As a teenager in Vancouver, Dolly Hopkins was torn between athletics and drama; she spent her high school years rushing between sports-team practices and theater rehearsals. She eventually chose drama, and so it was a tad ironic that in 2004 she was invited to represent Canada at the Athens Olympics.
For seven nights of the Games, Hopkins’ team of eight fire dancers and producers staged Fireweaver, Canada’s only cultural entry at Athens. Hopkins, who is artistic director and co-founder of Vancouver’s Public Dreams Society, directed the whirling melee of dancers–some on stilts with flaming batons, others gyrating madly with fiery metal swords blazing from hilt to tip–in a wildly abstract representation of Canadian elements from water to eagles to forests. Word spread, and each night hundreds more people showed up until 5,000 spectators were crammed into a space meant for 2,000. It was the first time Hopkins had taken her mix of street performance, gymnastics, dance, theater and circus arts before an international audience, but her work is a familiar sight in Vancouver. There, Public Dreams stages free community spectacles throughout the city, which are attended by some 100,000 people each year.
Hopkins, an effervescent woman whose body, hands and smile are constantly in motion, graduated from an area high school in 1968 and spent years traveling and working throughout the world. In 1978 she went to California to attend Lily Tomlin’s open-forum workshops on character development, then studied the work of Chicago’s Second City before returning to Vancouver to write her own material. The result was Gumboot Lollypop, a one-woman family show she performed in theaters, at festivals and on television.
Along the way, Hopkins befriended actors Paula Jardine and Leslie Fiddler, and the three dreamed up a scheme to connect performers from disparate arts to produce lavish, even outlandish, community celebrations. Public Dreams was born in 1985.
Hopkins describes Public Dreams as a collective. With a core group of managers and producers, she runs the society from an east-side studio crammed with torches and fire tools, giant puppets, gossamer angel costumes, evening gowns, bolts of fabrics and Hopkins’ antique sewing machine. With donations of money and material, grants and profits from corporate performances, she keeps a roster of 350 Vancouver artists on call.
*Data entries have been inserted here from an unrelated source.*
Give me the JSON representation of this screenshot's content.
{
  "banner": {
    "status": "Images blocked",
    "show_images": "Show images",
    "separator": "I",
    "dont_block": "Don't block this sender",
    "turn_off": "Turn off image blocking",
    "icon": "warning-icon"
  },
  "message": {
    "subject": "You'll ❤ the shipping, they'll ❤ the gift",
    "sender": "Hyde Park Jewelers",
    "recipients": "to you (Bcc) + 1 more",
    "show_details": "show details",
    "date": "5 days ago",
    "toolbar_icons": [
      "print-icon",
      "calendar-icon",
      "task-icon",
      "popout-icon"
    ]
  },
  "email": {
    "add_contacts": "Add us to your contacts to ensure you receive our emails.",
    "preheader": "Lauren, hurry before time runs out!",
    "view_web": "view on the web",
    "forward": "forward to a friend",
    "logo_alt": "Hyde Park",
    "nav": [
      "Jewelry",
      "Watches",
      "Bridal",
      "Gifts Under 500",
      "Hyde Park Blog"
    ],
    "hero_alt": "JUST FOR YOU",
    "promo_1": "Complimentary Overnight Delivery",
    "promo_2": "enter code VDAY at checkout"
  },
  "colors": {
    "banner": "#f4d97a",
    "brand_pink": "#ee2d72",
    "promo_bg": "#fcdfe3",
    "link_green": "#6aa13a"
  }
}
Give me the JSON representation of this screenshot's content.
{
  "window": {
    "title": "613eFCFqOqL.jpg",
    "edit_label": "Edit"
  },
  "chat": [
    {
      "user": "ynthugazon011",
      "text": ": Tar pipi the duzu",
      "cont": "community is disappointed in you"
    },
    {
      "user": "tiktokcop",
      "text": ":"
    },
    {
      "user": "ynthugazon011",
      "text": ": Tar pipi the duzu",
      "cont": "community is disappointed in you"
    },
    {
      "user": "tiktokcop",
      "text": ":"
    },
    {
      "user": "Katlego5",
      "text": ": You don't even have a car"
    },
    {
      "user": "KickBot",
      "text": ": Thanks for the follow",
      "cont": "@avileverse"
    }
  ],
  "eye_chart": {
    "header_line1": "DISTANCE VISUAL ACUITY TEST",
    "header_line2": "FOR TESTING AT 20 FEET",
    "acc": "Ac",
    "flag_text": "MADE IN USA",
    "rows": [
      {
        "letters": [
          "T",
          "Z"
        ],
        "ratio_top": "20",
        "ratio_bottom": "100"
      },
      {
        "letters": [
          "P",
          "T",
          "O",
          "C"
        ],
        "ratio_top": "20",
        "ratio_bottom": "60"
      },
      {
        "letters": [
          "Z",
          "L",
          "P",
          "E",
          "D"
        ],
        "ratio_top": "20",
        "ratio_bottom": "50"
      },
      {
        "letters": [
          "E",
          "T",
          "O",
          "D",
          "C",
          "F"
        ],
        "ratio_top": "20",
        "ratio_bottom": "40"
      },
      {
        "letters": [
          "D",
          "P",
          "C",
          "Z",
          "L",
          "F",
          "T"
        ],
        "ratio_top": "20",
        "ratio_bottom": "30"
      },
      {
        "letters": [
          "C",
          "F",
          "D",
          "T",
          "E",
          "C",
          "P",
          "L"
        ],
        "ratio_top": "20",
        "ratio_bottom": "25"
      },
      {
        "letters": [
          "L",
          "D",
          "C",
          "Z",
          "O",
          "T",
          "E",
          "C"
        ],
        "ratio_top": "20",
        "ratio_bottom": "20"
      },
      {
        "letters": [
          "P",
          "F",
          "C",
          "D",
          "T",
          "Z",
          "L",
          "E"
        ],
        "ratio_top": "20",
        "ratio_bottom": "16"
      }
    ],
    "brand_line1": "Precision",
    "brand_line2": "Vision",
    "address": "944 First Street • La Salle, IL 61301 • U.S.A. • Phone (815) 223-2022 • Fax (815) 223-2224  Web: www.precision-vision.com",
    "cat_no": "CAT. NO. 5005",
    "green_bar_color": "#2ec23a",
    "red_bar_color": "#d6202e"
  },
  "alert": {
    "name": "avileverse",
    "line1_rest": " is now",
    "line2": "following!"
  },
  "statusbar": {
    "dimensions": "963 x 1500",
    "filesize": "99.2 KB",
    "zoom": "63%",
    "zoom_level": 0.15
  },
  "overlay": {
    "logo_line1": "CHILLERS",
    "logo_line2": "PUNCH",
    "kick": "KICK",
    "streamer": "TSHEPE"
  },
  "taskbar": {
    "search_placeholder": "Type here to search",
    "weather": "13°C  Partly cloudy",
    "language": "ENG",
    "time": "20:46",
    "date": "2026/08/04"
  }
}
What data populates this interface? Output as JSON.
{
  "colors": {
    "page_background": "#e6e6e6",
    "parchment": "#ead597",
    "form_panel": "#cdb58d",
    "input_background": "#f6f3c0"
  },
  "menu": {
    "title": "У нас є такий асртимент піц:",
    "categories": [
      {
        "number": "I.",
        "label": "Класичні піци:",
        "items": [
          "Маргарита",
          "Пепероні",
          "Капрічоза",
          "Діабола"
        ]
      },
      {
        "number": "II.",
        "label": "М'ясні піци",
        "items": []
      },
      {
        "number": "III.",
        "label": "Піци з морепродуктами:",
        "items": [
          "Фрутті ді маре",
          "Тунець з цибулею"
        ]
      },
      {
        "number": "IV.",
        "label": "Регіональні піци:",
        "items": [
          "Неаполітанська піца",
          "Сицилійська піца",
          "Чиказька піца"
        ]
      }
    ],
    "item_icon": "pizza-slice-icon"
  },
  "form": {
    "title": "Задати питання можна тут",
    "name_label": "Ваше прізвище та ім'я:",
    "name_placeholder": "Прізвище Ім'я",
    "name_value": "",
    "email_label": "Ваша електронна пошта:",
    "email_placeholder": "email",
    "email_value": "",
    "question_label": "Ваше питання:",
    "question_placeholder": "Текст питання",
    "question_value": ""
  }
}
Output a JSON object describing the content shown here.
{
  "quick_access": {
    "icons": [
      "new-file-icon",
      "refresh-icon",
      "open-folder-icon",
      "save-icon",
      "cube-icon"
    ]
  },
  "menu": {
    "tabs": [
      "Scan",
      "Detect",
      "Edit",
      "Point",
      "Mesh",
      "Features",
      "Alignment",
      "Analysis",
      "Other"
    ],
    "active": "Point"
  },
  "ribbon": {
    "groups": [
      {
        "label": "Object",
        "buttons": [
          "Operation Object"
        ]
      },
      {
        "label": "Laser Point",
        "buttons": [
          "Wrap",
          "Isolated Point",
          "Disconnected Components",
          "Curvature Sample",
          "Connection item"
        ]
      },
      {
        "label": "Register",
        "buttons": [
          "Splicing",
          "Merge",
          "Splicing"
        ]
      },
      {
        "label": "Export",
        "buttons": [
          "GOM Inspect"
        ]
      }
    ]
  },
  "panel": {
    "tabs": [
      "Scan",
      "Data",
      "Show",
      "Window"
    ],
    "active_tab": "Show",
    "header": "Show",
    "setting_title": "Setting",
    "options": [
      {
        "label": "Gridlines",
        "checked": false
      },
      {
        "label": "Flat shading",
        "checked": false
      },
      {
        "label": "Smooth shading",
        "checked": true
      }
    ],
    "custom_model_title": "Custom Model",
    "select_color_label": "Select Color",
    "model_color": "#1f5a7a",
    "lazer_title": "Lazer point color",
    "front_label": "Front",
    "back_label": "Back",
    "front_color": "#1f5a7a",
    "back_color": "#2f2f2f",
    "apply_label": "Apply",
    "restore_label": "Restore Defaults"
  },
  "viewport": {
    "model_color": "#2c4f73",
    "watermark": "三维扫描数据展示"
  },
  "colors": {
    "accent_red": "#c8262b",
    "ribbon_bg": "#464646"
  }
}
Perched amid the creative chaos, she says, “I see myself as a catalyst, facilitator and mentor.”
Originally published September 19, 2005, in Time Magazine Canada.
Copyright © 2005 Deborah Jones